This blog is a brief look at some of Benjamin Britten’s compositions and relevant materials from the NLS Music Section.

American Composers and Musicians from A to Z: E (Part 1 – Ellington, Duke)

Continuing our series of American composers from A to Z, we come to the letter E. Personally, I can think of no better example than Duke Ellington. I consider him to be one of the first great quintessential “American” composers of his time, who wrote music in a true American idiom, rather than copying Western […]

Carnegie Hall of the South: Nashville’s Musical Legacy, Part 2

This is the second half of a two-part post on Nashville’s musical history and related books in the NLS Music Collection. Read the first part here: Athens of the South: Nashville’s Musical Legacy, Part 1. Nashville’s most famous music venue, the Ryman Auditorium, was completed in 1892 and was originally a church called the Union […]

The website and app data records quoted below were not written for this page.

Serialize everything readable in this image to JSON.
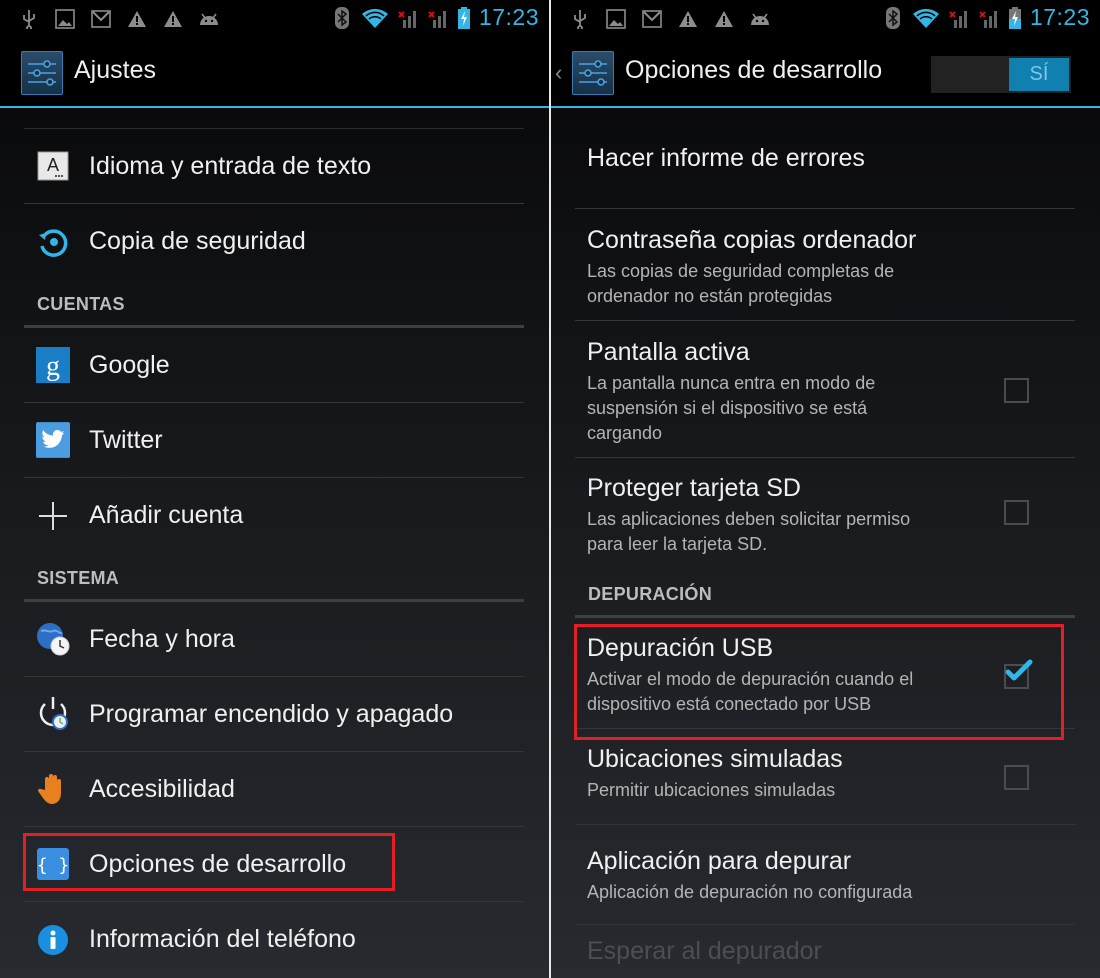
{
  "status_bar": {
    "left_icons": [
      "usb-icon",
      "image-icon",
      "gmail-icon",
      "warning-icon",
      "warning-icon",
      "android-icon"
    ],
    "right_icons": [
      "bluetooth-icon",
      "wifi-icon",
      "signal-no-sim-icon",
      "signal-no-sim-icon",
      "battery-charging-icon"
    ],
    "time": "17:23",
    "accent_color": "#33b5e5"
  },
  "left_screen": {
    "action_bar": {
      "title": "Ajustes",
      "icon": "settings-sliders-icon"
    },
    "items": [
      {
        "type": "item",
        "label": "Idioma y entrada de texto",
        "icon": "keyboard-a-icon"
      },
      {
        "type": "item",
        "label": "Copia de seguridad",
        "icon": "backup-icon"
      },
      {
        "type": "section",
        "label": "CUENTAS"
      },
      {
        "type": "item",
        "label": "Google",
        "icon": "google-icon"
      },
      {
        "type": "item",
        "label": "Twitter",
        "icon": "twitter-icon"
      },
      {
        "type": "item",
        "label": "Añadir cuenta",
        "icon": "plus-icon"
      },
      {
        "type": "section",
        "label": "SISTEMA"
      },
      {
        "type": "item",
        "label": "Fecha y hora",
        "icon": "globe-clock-icon"
      },
      {
        "type": "item",
        "label": "Programar encendido y apagado",
        "icon": "power-clock-icon"
      },
      {
        "type": "item",
        "label": "Accesibilidad",
        "icon": "hand-icon"
      },
      {
        "type": "item",
        "label": "Opciones de desarrollo",
        "icon": "developer-braces-icon",
        "highlighted": true
      },
      {
        "type": "item",
        "label": "Información del teléfono",
        "icon": "info-icon"
      }
    ]
  },
  "right_screen": {
    "action_bar": {
      "title": "Opciones de desarrollo",
      "icon": "settings-sliders-icon",
      "back": "‹",
      "toggle_label": "SÍ",
      "toggle_on": true
    },
    "items": [
      {
        "title": "Hacer informe de errores",
        "summary": ""
      },
      {
        "title": "Contraseña copias ordenador",
        "summary": "Las copias de seguridad completas de ordenador no están protegidas"
      },
      {
        "title": "Pantalla activa",
        "summary": "La pantalla nunca entra en modo de suspensión si el dispositivo se está cargando",
        "checkbox": true,
        "checked": false
      },
      {
        "title": "Proteger tarjeta SD",
        "summary": "Las aplicaciones deben solicitar permiso para leer la tarjeta SD.",
        "checkbox": true,
        "checked": false
      },
      {
        "section": "DEPURACIÓN"
      },
      {
        "title": "Depuración USB",
        "summary": "Activar el modo de depuración cuando el dispositivo está conectado por USB",
        "checkbox": true,
        "checked": true,
        "highlighted": true
      },
      {
        "title": "Ubicaciones simuladas",
        "summary": "Permitir ubicaciones simuladas",
        "checkbox": true,
        "checked": false
      },
      {
        "title": "Aplicación para depurar",
        "summary": "Aplicación de depuración no configurada"
      },
      {
        "title": "Esperar al depurador",
        "summary": "",
        "disabled": true
      }
    ]
  },
  "highlight_color": "#e31e25"
}
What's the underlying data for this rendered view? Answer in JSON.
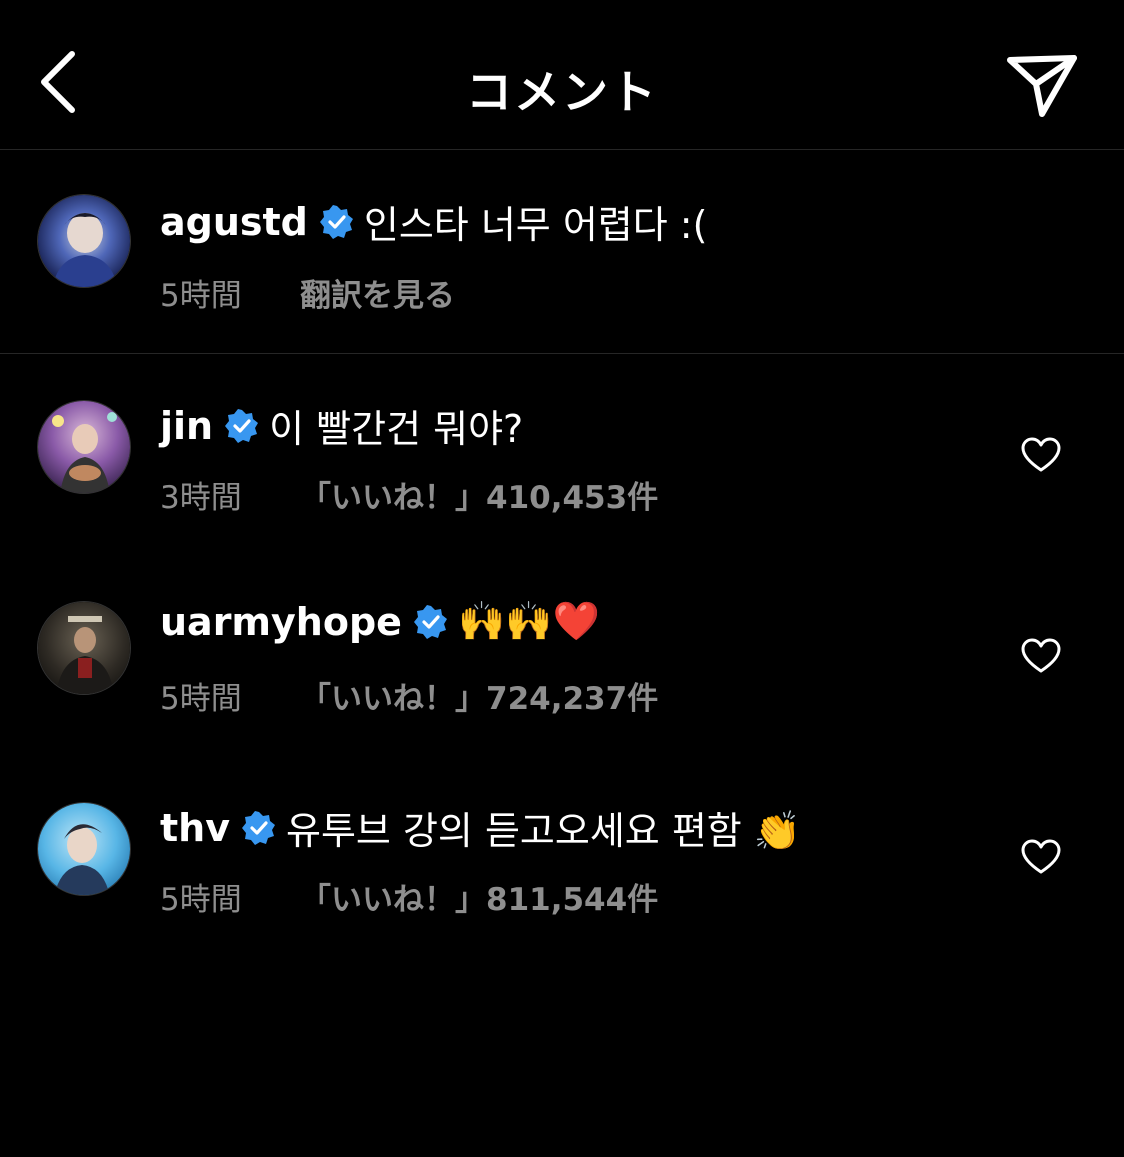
{
  "header": {
    "title": "コメント"
  },
  "caption": {
    "username": "agustd",
    "text": "인스타 너무 어렵다 :(",
    "time": "5時間",
    "translate_label": "翻訳を見る"
  },
  "comments": [
    {
      "username": "jin",
      "text": "이 빨간건 뭐야?",
      "time": "3時間",
      "likes": "「いいね！」410,453件"
    },
    {
      "username": "uarmyhope",
      "text": "🙌🙌❤️",
      "time": "5時間",
      "likes": "「いいね！」724,237件"
    },
    {
      "username": "thv",
      "text": "유투브 강의 듣고오세요 편함 👏",
      "time": "5時間",
      "likes": "「いいね！」811,544件"
    }
  ],
  "colors": {
    "background": "#000000",
    "verified_badge": "#3897f0",
    "secondary_text": "#8e8e8e",
    "divider": "#262626"
  },
  "icons": {
    "back": "chevron-left-icon",
    "share": "paper-plane-icon",
    "verified": "verified-badge-icon",
    "like": "heart-outline-icon"
  }
}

Athens of the South: Nashville’s Musical Legacy, Part 1

Here in the Music Section of the National Library Service we are counting down the days until the National Conference of Librarians Serving Blind and Physically Handicapped Individuals begins next month in Music City, Nashville, Tennessee! As I mentioned in my last article, I’ve been taking the opportunity to learn about the musical history of […]

American Composers and Musicians from A to Z: D (Part 2 – Davis, “Blind” John and Dranes, Arizona)

Blind John Davis Blind John Davis was born in Mississippi in 1913, but moved to Chicago with his family at a young age.  He lost his sight shortly thereafter at age 9. He began to learn the piano as a teen, and later became a regular session musician for famous blues record producer Lester Melrose […]

American Composers and Musicians from A to Z: D (Part 1 – Dello Joio, Norman)

Norman Dello Joio (born Nicodemo DeGioio) was born in New York City in January 1913. His father and grandfather had been church musicians, and Norman was set to follow their footsteps, as he became the organist and choir director at age 14. When he was 26, he received a scholarship to attend Julliard, where he […]

Celebrating that “Parisienne Gaiety”

When I was a teenager, I began learning about classical music by listening to radio programs in the evening. Often the shows would begin with an overture or “light classic”, such as the Light Cavalry Overture (which our school band played), or the William Tell Overture (the “Lone Ranger” to me). There was also a […]